“Every single person that we needed, every skill that we needed,” she says, “showed up and gave us their time. Busy people, people whose lives are very, very full, gave of their time and their expertise, and we became a well-oiled machine moving forward with the project, and everything fell into place and there were miracles left and right. Every time we turned around something special was happening.”
In the midst of the building project the congregation experienced a hurtful attack in the form of anonymous negative emails and blog postings that threatened to divide the congregation around the issue of purchasing the building.
The congregation and Kornitzer met it head on. “I used to be a mediator,” Kornitzer says. “I walk toward conflict.” At this point about a third of the congregation was not in favor of buying the building, she says. “We took a couple of months to build consensus and in the end there were only two votes against it.
“The emails could have been extremely disruptive but we chose to shine light on it and be empowered by our strength and our sense of community,” she says. “It was tough and it was very empowering.” The emails had been sent to a group of 20 or so people. “We responded by sending it to everyone. I wrote a letter and the president wrote a letter within hours and on Sunday I addressed the conflict during worship and then we had a congregational meeting. We stood in our closing circle and looked in each other’s eyes and affirmed who we were as a community of faith.” Another attack came a few months later and the congregation made the same response.
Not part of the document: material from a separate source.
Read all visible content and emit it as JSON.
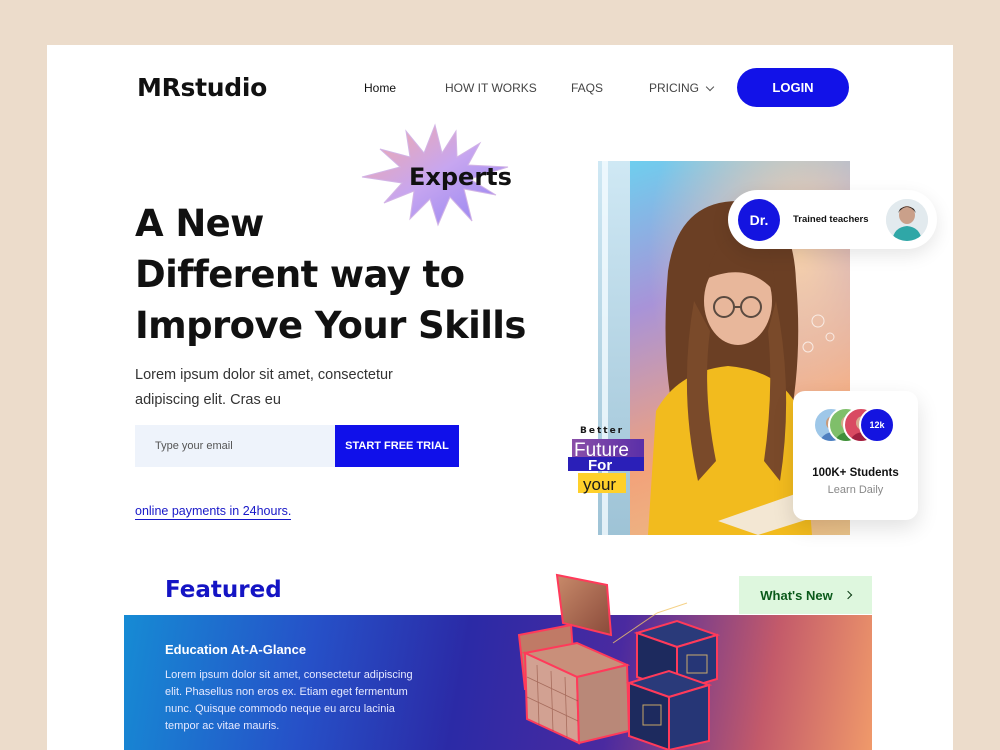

A year before the purchase of the building Kornitzer’s life partner, Richard, died. “When I pulled back from my ministerial responsibilities to be with him in his last months the congregation came together to support us, minister to us, and to minister to themselves. They did it with love and spirit and heart in such a way that we felt very nurtured and the congregation learned who they really are and what their hearts are made of and how much they had to give.”
Kornitzer says the congregation has had an influx of more than 80 newcomers since it began meeting in its new space in February 2009. “We’re developing ways to fully embrace this growth in every aspect of congregational life,” she says. The new location is highly visible and is across from a homeless shelter, which with UUCSC is partnered.
“This was not a great time to be moving forward with a capital campaign,” Kornitzer says. “But these folks believe in themselves. They kept their spirit alive and fresh and happy throughout the entire process of buying and renovating a building, which can be a pretty intense opportunity for burnout. They were dancing and singing through it.”
Adds congregation president Tracy Hart, “There’s a respect here. There’s a gratitude for people’s talents and gifts. There’s an emotional and spiritual maturity that helps us get anything done. Any kind of problem that we have is solved because we just say, OK, well how can we do it? We can do it.”
For more information see the presentation that UUCSC members presented during Plenary V at General Assembly 2009.